Problem statement
Your response should consist of the data that follows, repeated in full without alteration.

Data for processing
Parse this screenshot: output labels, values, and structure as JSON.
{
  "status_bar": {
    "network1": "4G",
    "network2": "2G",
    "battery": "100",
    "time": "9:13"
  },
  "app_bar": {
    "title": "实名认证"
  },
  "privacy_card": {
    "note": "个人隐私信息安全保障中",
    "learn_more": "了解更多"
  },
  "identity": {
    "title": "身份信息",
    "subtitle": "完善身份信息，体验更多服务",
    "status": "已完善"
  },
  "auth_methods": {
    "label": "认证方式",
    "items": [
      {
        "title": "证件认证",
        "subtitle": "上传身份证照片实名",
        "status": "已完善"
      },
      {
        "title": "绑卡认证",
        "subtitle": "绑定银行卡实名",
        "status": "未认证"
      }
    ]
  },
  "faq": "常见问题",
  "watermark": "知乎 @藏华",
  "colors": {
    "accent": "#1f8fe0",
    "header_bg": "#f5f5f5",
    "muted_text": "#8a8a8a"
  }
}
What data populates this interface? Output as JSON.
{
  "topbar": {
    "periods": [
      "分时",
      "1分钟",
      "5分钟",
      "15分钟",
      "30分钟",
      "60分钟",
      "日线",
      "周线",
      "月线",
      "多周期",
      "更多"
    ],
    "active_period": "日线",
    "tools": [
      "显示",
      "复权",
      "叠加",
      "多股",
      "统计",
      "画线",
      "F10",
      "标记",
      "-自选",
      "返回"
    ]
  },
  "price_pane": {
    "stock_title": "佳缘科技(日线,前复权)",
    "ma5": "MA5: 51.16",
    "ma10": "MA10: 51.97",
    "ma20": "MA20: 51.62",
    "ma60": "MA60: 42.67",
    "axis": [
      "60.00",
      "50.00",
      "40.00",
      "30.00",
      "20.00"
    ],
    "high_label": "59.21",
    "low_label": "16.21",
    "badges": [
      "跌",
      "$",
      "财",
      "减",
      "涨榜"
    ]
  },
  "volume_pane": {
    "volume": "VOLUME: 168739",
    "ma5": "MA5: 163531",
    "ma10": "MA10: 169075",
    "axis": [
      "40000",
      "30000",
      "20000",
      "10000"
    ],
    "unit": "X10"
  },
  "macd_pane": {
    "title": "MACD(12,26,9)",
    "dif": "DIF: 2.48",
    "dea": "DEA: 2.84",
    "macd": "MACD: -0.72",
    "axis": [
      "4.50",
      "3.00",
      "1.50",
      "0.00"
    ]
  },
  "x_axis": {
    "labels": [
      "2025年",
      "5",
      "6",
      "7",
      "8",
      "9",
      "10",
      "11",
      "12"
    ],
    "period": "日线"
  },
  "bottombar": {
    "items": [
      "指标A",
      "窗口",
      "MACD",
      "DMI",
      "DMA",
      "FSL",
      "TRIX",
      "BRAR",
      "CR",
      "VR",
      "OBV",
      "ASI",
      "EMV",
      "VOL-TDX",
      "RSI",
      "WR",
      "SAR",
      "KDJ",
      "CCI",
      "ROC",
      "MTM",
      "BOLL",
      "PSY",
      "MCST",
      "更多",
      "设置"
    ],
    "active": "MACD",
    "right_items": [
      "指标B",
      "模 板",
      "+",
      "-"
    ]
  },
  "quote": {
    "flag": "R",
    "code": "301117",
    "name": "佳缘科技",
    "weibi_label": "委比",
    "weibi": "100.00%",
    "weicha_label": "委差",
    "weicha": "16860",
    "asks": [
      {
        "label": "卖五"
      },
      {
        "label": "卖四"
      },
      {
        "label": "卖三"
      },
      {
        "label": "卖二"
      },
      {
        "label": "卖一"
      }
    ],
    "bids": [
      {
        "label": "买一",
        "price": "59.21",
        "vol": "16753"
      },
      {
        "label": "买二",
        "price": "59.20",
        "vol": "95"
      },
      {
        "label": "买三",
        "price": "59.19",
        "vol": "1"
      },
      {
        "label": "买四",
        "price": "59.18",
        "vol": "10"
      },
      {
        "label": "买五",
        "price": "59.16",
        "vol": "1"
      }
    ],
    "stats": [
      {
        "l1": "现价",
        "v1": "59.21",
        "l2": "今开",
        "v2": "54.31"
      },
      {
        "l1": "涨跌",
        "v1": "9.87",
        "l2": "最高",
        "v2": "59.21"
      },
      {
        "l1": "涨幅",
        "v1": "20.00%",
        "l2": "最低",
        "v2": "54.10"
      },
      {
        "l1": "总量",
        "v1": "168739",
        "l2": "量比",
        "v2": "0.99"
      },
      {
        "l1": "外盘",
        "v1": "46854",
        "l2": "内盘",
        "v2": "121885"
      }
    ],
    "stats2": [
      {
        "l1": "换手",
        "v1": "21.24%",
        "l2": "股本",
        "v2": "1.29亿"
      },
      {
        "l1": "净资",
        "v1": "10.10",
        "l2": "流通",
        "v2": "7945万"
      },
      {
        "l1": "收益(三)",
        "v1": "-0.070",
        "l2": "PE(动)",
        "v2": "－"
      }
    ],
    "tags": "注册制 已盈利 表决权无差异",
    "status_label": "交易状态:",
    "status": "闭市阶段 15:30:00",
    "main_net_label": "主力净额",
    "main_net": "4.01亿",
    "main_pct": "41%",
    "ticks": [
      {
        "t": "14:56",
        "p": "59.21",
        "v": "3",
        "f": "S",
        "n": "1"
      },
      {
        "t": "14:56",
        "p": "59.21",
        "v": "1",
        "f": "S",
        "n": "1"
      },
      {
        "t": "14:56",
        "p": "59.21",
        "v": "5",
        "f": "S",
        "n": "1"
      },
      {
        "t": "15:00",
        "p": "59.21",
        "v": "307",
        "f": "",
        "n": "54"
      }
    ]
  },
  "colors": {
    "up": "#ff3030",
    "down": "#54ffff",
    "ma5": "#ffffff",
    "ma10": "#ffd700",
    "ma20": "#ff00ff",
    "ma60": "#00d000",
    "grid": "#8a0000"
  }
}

Solution for this problem
Parse this screenshot: output labels, values, and structure as JSON.
{
  "status_bar": {
    "network1": "4G",
    "network2": "2G",
    "battery": "100",
    "time": "9:13"
  },
  "app_bar": {
    "title": "实名认证"
  },
  "privacy_card": {
    "note": "个人隐私信息安全保障中",
    "learn_more": "了解更多"
  },
  "identity": {
    "title": "身份信息",
    "subtitle": "完善身份信息，体验更多服务",
    "status": "已完善"
  },
  "auth_methods": {
    "label": "认证方式",
    "items": [
      {
        "title": "证件认证",
        "subtitle": "上传身份证照片实名",
        "status": "已完善"
      },
      {
        "title": "绑卡认证",
        "subtitle": "绑定银行卡实名",
        "status": "未认证"
      }
    ]
  },
  "faq": "常见问题",
  "watermark": "知乎 @藏华",
  "colors": {
    "accent": "#1f8fe0",
    "header_bg": "#f5f5f5",
    "muted_text": "#8a8a8a"
  }
}
What data populates this interface? Output as JSON.
{
  "topbar": {
    "periods": [
      "分时",
      "1分钟",
      "5分钟",
      "15分钟",
      "30分钟",
      "60分钟",
      "日线",
      "周线",
      "月线",
      "多周期",
      "更多"
    ],
    "active_period": "日线",
    "tools": [
      "显示",
      "复权",
      "叠加",
      "多股",
      "统计",
      "画线",
      "F10",
      "标记",
      "-自选",
      "返回"
    ]
  },
  "price_pane": {
    "stock_title": "佳缘科技(日线,前复权)",
    "ma5": "MA5: 51.16",
    "ma10": "MA10: 51.97",
    "ma20": "MA20: 51.62",
    "ma60": "MA60: 42.67",
    "axis": [
      "60.00",
      "50.00",
      "40.00",
      "30.00",
      "20.00"
    ],
    "high_label": "59.21",
    "low_label": "16.21",
    "badges": [
      "跌",
      "$",
      "财",
      "减",
      "涨榜"
    ]
  },
  "volume_pane": {
    "volume": "VOLUME: 168739",
    "ma5": "MA5: 163531",
    "ma10": "MA10: 169075",
    "axis": [
      "40000",
      "30000",
      "20000",
      "10000"
    ],
    "unit": "X10"
  },
  "macd_pane": {
    "title": "MACD(12,26,9)",
    "dif": "DIF: 2.48",
    "dea": "DEA: 2.84",
    "macd": "MACD: -0.72",
    "axis": [
      "4.50",
      "3.00",
      "1.50",
      "0.00"
    ]
  },
  "x_axis": {
    "labels": [
      "2025年",
      "5",
      "6",
      "7",
      "8",
      "9",
      "10",
      "11",
      "12"
    ],
    "period": "日线"
  },
  "bottombar": {
    "items": [
      "指标A",
      "窗口",
      "MACD",
      "DMI",
      "DMA",
      "FSL",
      "TRIX",
      "BRAR",
      "CR",
      "VR",
      "OBV",
      "ASI",
      "EMV",
      "VOL-TDX",
      "RSI",
      "WR",
      "SAR",
      "KDJ",
      "CCI",
      "ROC",
      "MTM",
      "BOLL",
      "PSY",
      "MCST",
      "更多",
      "设置"
    ],
    "active": "MACD",
    "right_items": [
      "指标B",
      "模 板",
      "+",
      "-"
    ]
  },
  "quote": {
    "flag": "R",
    "code": "301117",
    "name": "佳缘科技",
    "weibi_label": "委比",
    "weibi": "100.00%",
    "weicha_label": "委差",
    "weicha": "16860",
    "asks": [
      {
        "label": "卖五"
      },
      {
        "label": "卖四"
      },
      {
        "label": "卖三"
      },
      {
        "label": "卖二"
      },
      {
        "label": "卖一"
      }
    ],
    "bids": [
      {
        "label": "买一",
        "price": "59.21",
        "vol": "16753"
      },
      {
        "label": "买二",
        "price": "59.20",
        "vol": "95"
      },
      {
        "label": "买三",
        "price": "59.19",
        "vol": "1"
      },
      {
        "label": "买四",
        "price": "59.18",
        "vol": "10"
      },
      {
        "label": "买五",
        "price": "59.16",
        "vol": "1"
      }
    ],
    "stats": [
      {
        "l1": "现价",
        "v1": "59.21",
        "l2": "今开",
        "v2": "54.31"
      },
      {
        "l1": "涨跌",
        "v1": "9.87",
        "l2": "最高",
        "v2": "59.21"
      },
      {
        "l1": "涨幅",
        "v1": "20.00%",
        "l2": "最低",
        "v2": "54.10"
      },
      {
        "l1": "总量",
        "v1": "168739",
        "l2": "量比",
        "v2": "0.99"
      },
      {
        "l1": "外盘",
        "v1": "46854",
        "l2": "内盘",
        "v2": "121885"
      }
    ],
    "stats2": [
      {
        "l1": "换手",
        "v1": "21.24%",
        "l2": "股本",
        "v2": "1.29亿"
      },
      {
        "l1": "净资",
        "v1": "10.10",
        "l2": "流通",
        "v2": "7945万"
      },
      {
        "l1": "收益(三)",
        "v1": "-0.070",
        "l2": "PE(动)",
        "v2": "－"
      }
    ],
    "tags": "注册制 已盈利 表决权无差异",
    "status_label": "交易状态:",
    "status": "闭市阶段 15:30:00",
    "main_net_label": "主力净额",
    "main_net": "4.01亿",
    "main_pct": "41%",
    "ticks": [
      {
        "t": "14:56",
        "p": "59.21",
        "v": "3",
        "f": "S",
        "n": "1"
      },
      {
        "t": "14:56",
        "p": "59.21",
        "v": "1",
        "f": "S",
        "n": "1"
      },
      {
        "t": "14:56",
        "p": "59.21",
        "v": "5",
        "f": "S",
        "n": "1"
      },
      {
        "t": "15:00",
        "p": "59.21",
        "v": "307",
        "f": "",
        "n": "54"
      }
    ]
  },
  "colors": {
    "up": "#ff3030",
    "down": "#54ffff",
    "ma5": "#ffffff",
    "ma10": "#ffd700",
    "ma20": "#ff00ff",
    "ma60": "#00d000",
    "grid": "#8a0000"
  }
}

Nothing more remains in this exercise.